Records –

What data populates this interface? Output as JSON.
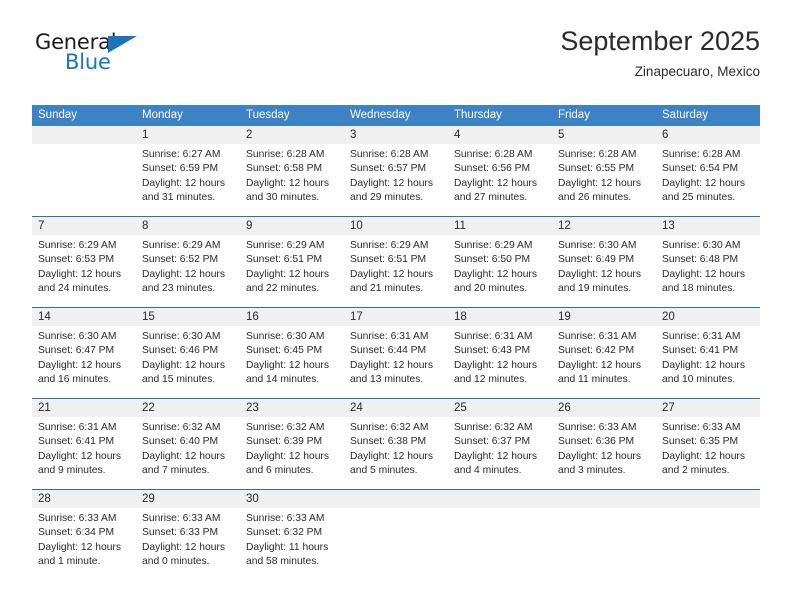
{
  "brand": {
    "name_part1": "General",
    "name_part2": "Blue",
    "accent_color": "#1b74bb"
  },
  "header": {
    "title": "September 2025",
    "subtitle": "Zinapecuaro, Mexico"
  },
  "calendar": {
    "header_color": "#3c82c4",
    "weekdays": [
      "Sunday",
      "Monday",
      "Tuesday",
      "Wednesday",
      "Thursday",
      "Friday",
      "Saturday"
    ],
    "weeks": [
      [
        {
          "day": "",
          "lines": []
        },
        {
          "day": "1",
          "lines": [
            "Sunrise: 6:27 AM",
            "Sunset: 6:59 PM",
            "Daylight: 12 hours",
            "and 31 minutes."
          ]
        },
        {
          "day": "2",
          "lines": [
            "Sunrise: 6:28 AM",
            "Sunset: 6:58 PM",
            "Daylight: 12 hours",
            "and 30 minutes."
          ]
        },
        {
          "day": "3",
          "lines": [
            "Sunrise: 6:28 AM",
            "Sunset: 6:57 PM",
            "Daylight: 12 hours",
            "and 29 minutes."
          ]
        },
        {
          "day": "4",
          "lines": [
            "Sunrise: 6:28 AM",
            "Sunset: 6:56 PM",
            "Daylight: 12 hours",
            "and 27 minutes."
          ]
        },
        {
          "day": "5",
          "lines": [
            "Sunrise: 6:28 AM",
            "Sunset: 6:55 PM",
            "Daylight: 12 hours",
            "and 26 minutes."
          ]
        },
        {
          "day": "6",
          "lines": [
            "Sunrise: 6:28 AM",
            "Sunset: 6:54 PM",
            "Daylight: 12 hours",
            "and 25 minutes."
          ]
        }
      ],
      [
        {
          "day": "7",
          "lines": [
            "Sunrise: 6:29 AM",
            "Sunset: 6:53 PM",
            "Daylight: 12 hours",
            "and 24 minutes."
          ]
        },
        {
          "day": "8",
          "lines": [
            "Sunrise: 6:29 AM",
            "Sunset: 6:52 PM",
            "Daylight: 12 hours",
            "and 23 minutes."
          ]
        },
        {
          "day": "9",
          "lines": [
            "Sunrise: 6:29 AM",
            "Sunset: 6:51 PM",
            "Daylight: 12 hours",
            "and 22 minutes."
          ]
        },
        {
          "day": "10",
          "lines": [
            "Sunrise: 6:29 AM",
            "Sunset: 6:51 PM",
            "Daylight: 12 hours",
            "and 21 minutes."
          ]
        },
        {
          "day": "11",
          "lines": [
            "Sunrise: 6:29 AM",
            "Sunset: 6:50 PM",
            "Daylight: 12 hours",
            "and 20 minutes."
          ]
        },
        {
          "day": "12",
          "lines": [
            "Sunrise: 6:30 AM",
            "Sunset: 6:49 PM",
            "Daylight: 12 hours",
            "and 19 minutes."
          ]
        },
        {
          "day": "13",
          "lines": [
            "Sunrise: 6:30 AM",
            "Sunset: 6:48 PM",
            "Daylight: 12 hours",
            "and 18 minutes."
          ]
        }
      ],
      [
        {
          "day": "14",
          "lines": [
            "Sunrise: 6:30 AM",
            "Sunset: 6:47 PM",
            "Daylight: 12 hours",
            "and 16 minutes."
          ]
        },
        {
          "day": "15",
          "lines": [
            "Sunrise: 6:30 AM",
            "Sunset: 6:46 PM",
            "Daylight: 12 hours",
            "and 15 minutes."
          ]
        },
        {
          "day": "16",
          "lines": [
            "Sunrise: 6:30 AM",
            "Sunset: 6:45 PM",
            "Daylight: 12 hours",
            "and 14 minutes."
          ]
        },
        {
          "day": "17",
          "lines": [
            "Sunrise: 6:31 AM",
            "Sunset: 6:44 PM",
            "Daylight: 12 hours",
            "and 13 minutes."
          ]
        },
        {
          "day": "18",
          "lines": [
            "Sunrise: 6:31 AM",
            "Sunset: 6:43 PM",
            "Daylight: 12 hours",
            "and 12 minutes."
          ]
        },
        {
          "day": "19",
          "lines": [
            "Sunrise: 6:31 AM",
            "Sunset: 6:42 PM",
            "Daylight: 12 hours",
            "and 11 minutes."
          ]
        },
        {
          "day": "20",
          "lines": [
            "Sunrise: 6:31 AM",
            "Sunset: 6:41 PM",
            "Daylight: 12 hours",
            "and 10 minutes."
          ]
        }
      ],
      [
        {
          "day": "21",
          "lines": [
            "Sunrise: 6:31 AM",
            "Sunset: 6:41 PM",
            "Daylight: 12 hours",
            "and 9 minutes."
          ]
        },
        {
          "day": "22",
          "lines": [
            "Sunrise: 6:32 AM",
            "Sunset: 6:40 PM",
            "Daylight: 12 hours",
            "and 7 minutes."
          ]
        },
        {
          "day": "23",
          "lines": [
            "Sunrise: 6:32 AM",
            "Sunset: 6:39 PM",
            "Daylight: 12 hours",
            "and 6 minutes."
          ]
        },
        {
          "day": "24",
          "lines": [
            "Sunrise: 6:32 AM",
            "Sunset: 6:38 PM",
            "Daylight: 12 hours",
            "and 5 minutes."
          ]
        },
        {
          "day": "25",
          "lines": [
            "Sunrise: 6:32 AM",
            "Sunset: 6:37 PM",
            "Daylight: 12 hours",
            "and 4 minutes."
          ]
        },
        {
          "day": "26",
          "lines": [
            "Sunrise: 6:33 AM",
            "Sunset: 6:36 PM",
            "Daylight: 12 hours",
            "and 3 minutes."
          ]
        },
        {
          "day": "27",
          "lines": [
            "Sunrise: 6:33 AM",
            "Sunset: 6:35 PM",
            "Daylight: 12 hours",
            "and 2 minutes."
          ]
        }
      ],
      [
        {
          "day": "28",
          "lines": [
            "Sunrise: 6:33 AM",
            "Sunset: 6:34 PM",
            "Daylight: 12 hours",
            "and 1 minute."
          ]
        },
        {
          "day": "29",
          "lines": [
            "Sunrise: 6:33 AM",
            "Sunset: 6:33 PM",
            "Daylight: 12 hours",
            "and 0 minutes."
          ]
        },
        {
          "day": "30",
          "lines": [
            "Sunrise: 6:33 AM",
            "Sunset: 6:32 PM",
            "Daylight: 11 hours",
            "and 58 minutes."
          ]
        },
        {
          "day": "",
          "lines": []
        },
        {
          "day": "",
          "lines": []
        },
        {
          "day": "",
          "lines": []
        },
        {
          "day": "",
          "lines": []
        }
      ]
    ]
  }
}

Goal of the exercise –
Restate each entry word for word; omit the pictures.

Written response –
What data populates this interface? Output as JSON.
{
  "brand": {
    "name_part1": "General",
    "name_part2": "Blue",
    "accent_color": "#1b74bb"
  },
  "header": {
    "title": "September 2025",
    "subtitle": "Zinapecuaro, Mexico"
  },
  "calendar": {
    "header_color": "#3c82c4",
    "weekdays": [
      "Sunday",
      "Monday",
      "Tuesday",
      "Wednesday",
      "Thursday",
      "Friday",
      "Saturday"
    ],
    "weeks": [
      [
        {
          "day": "",
          "lines": []
        },
        {
          "day": "1",
          "lines": [
            "Sunrise: 6:27 AM",
            "Sunset: 6:59 PM",
            "Daylight: 12 hours",
            "and 31 minutes."
          ]
        },
        {
          "day": "2",
          "lines": [
            "Sunrise: 6:28 AM",
            "Sunset: 6:58 PM",
            "Daylight: 12 hours",
            "and 30 minutes."
          ]
        },
        {
          "day": "3",
          "lines": [
            "Sunrise: 6:28 AM",
            "Sunset: 6:57 PM",
            "Daylight: 12 hours",
            "and 29 minutes."
          ]
        },
        {
          "day": "4",
          "lines": [
            "Sunrise: 6:28 AM",
            "Sunset: 6:56 PM",
            "Daylight: 12 hours",
            "and 27 minutes."
          ]
        },
        {
          "day": "5",
          "lines": [
            "Sunrise: 6:28 AM",
            "Sunset: 6:55 PM",
            "Daylight: 12 hours",
            "and 26 minutes."
          ]
        },
        {
          "day": "6",
          "lines": [
            "Sunrise: 6:28 AM",
            "Sunset: 6:54 PM",
            "Daylight: 12 hours",
            "and 25 minutes."
          ]
        }
      ],
      [
        {
          "day": "7",
          "lines": [
            "Sunrise: 6:29 AM",
            "Sunset: 6:53 PM",
            "Daylight: 12 hours",
            "and 24 minutes."
          ]
        },
        {
          "day": "8",
          "lines": [
            "Sunrise: 6:29 AM",
            "Sunset: 6:52 PM",
            "Daylight: 12 hours",
            "and 23 minutes."
          ]
        },
        {
          "day": "9",
          "lines": [
            "Sunrise: 6:29 AM",
            "Sunset: 6:51 PM",
            "Daylight: 12 hours",
            "and 22 minutes."
          ]
        },
        {
          "day": "10",
          "lines": [
            "Sunrise: 6:29 AM",
            "Sunset: 6:51 PM",
            "Daylight: 12 hours",
            "and 21 minutes."
          ]
        },
        {
          "day": "11",
          "lines": [
            "Sunrise: 6:29 AM",
            "Sunset: 6:50 PM",
            "Daylight: 12 hours",
            "and 20 minutes."
          ]
        },
        {
          "day": "12",
          "lines": [
            "Sunrise: 6:30 AM",
            "Sunset: 6:49 PM",
            "Daylight: 12 hours",
            "and 19 minutes."
          ]
        },
        {
          "day": "13",
          "lines": [
            "Sunrise: 6:30 AM",
            "Sunset: 6:48 PM",
            "Daylight: 12 hours",
            "and 18 minutes."
          ]
        }
      ],
      [
        {
          "day": "14",
          "lines": [
            "Sunrise: 6:30 AM",
            "Sunset: 6:47 PM",
            "Daylight: 12 hours",
            "and 16 minutes."
          ]
        },
        {
          "day": "15",
          "lines": [
            "Sunrise: 6:30 AM",
            "Sunset: 6:46 PM",
            "Daylight: 12 hours",
            "and 15 minutes."
          ]
        },
        {
          "day": "16",
          "lines": [
            "Sunrise: 6:30 AM",
            "Sunset: 6:45 PM",
            "Daylight: 12 hours",
            "and 14 minutes."
          ]
        },
        {
          "day": "17",
          "lines": [
            "Sunrise: 6:31 AM",
            "Sunset: 6:44 PM",
            "Daylight: 12 hours",
            "and 13 minutes."
          ]
        },
        {
          "day": "18",
          "lines": [
            "Sunrise: 6:31 AM",
            "Sunset: 6:43 PM",
            "Daylight: 12 hours",
            "and 12 minutes."
          ]
        },
        {
          "day": "19",
          "lines": [
            "Sunrise: 6:31 AM",
            "Sunset: 6:42 PM",
            "Daylight: 12 hours",
            "and 11 minutes."
          ]
        },
        {
          "day": "20",
          "lines": [
            "Sunrise: 6:31 AM",
            "Sunset: 6:41 PM",
            "Daylight: 12 hours",
            "and 10 minutes."
          ]
        }
      ],
      [
        {
          "day": "21",
          "lines": [
            "Sunrise: 6:31 AM",
            "Sunset: 6:41 PM",
            "Daylight: 12 hours",
            "and 9 minutes."
          ]
        },
        {
          "day": "22",
          "lines": [
            "Sunrise: 6:32 AM",
            "Sunset: 6:40 PM",
            "Daylight: 12 hours",
            "and 7 minutes."
          ]
        },
        {
          "day": "23",
          "lines": [
            "Sunrise: 6:32 AM",
            "Sunset: 6:39 PM",
            "Daylight: 12 hours",
            "and 6 minutes."
          ]
        },
        {
          "day": "24",
          "lines": [
            "Sunrise: 6:32 AM",
            "Sunset: 6:38 PM",
            "Daylight: 12 hours",
            "and 5 minutes."
          ]
        },
        {
          "day": "25",
          "lines": [
            "Sunrise: 6:32 AM",
            "Sunset: 6:37 PM",
            "Daylight: 12 hours",
            "and 4 minutes."
          ]
        },
        {
          "day": "26",
          "lines": [
            "Sunrise: 6:33 AM",
            "Sunset: 6:36 PM",
            "Daylight: 12 hours",
            "and 3 minutes."
          ]
        },
        {
          "day": "27",
          "lines": [
            "Sunrise: 6:33 AM",
            "Sunset: 6:35 PM",
            "Daylight: 12 hours",
            "and 2 minutes."
          ]
        }
      ],
      [
        {
          "day": "28",
          "lines": [
            "Sunrise: 6:33 AM",
            "Sunset: 6:34 PM",
            "Daylight: 12 hours",
            "and 1 minute."
          ]
        },
        {
          "day": "29",
          "lines": [
            "Sunrise: 6:33 AM",
            "Sunset: 6:33 PM",
            "Daylight: 12 hours",
            "and 0 minutes."
          ]
        },
        {
          "day": "30",
          "lines": [
            "Sunrise: 6:33 AM",
            "Sunset: 6:32 PM",
            "Daylight: 11 hours",
            "and 58 minutes."
          ]
        },
        {
          "day": "",
          "lines": []
        },
        {
          "day": "",
          "lines": []
        },
        {
          "day": "",
          "lines": []
        },
        {
          "day": "",
          "lines": []
        }
      ]
    ]
  }
}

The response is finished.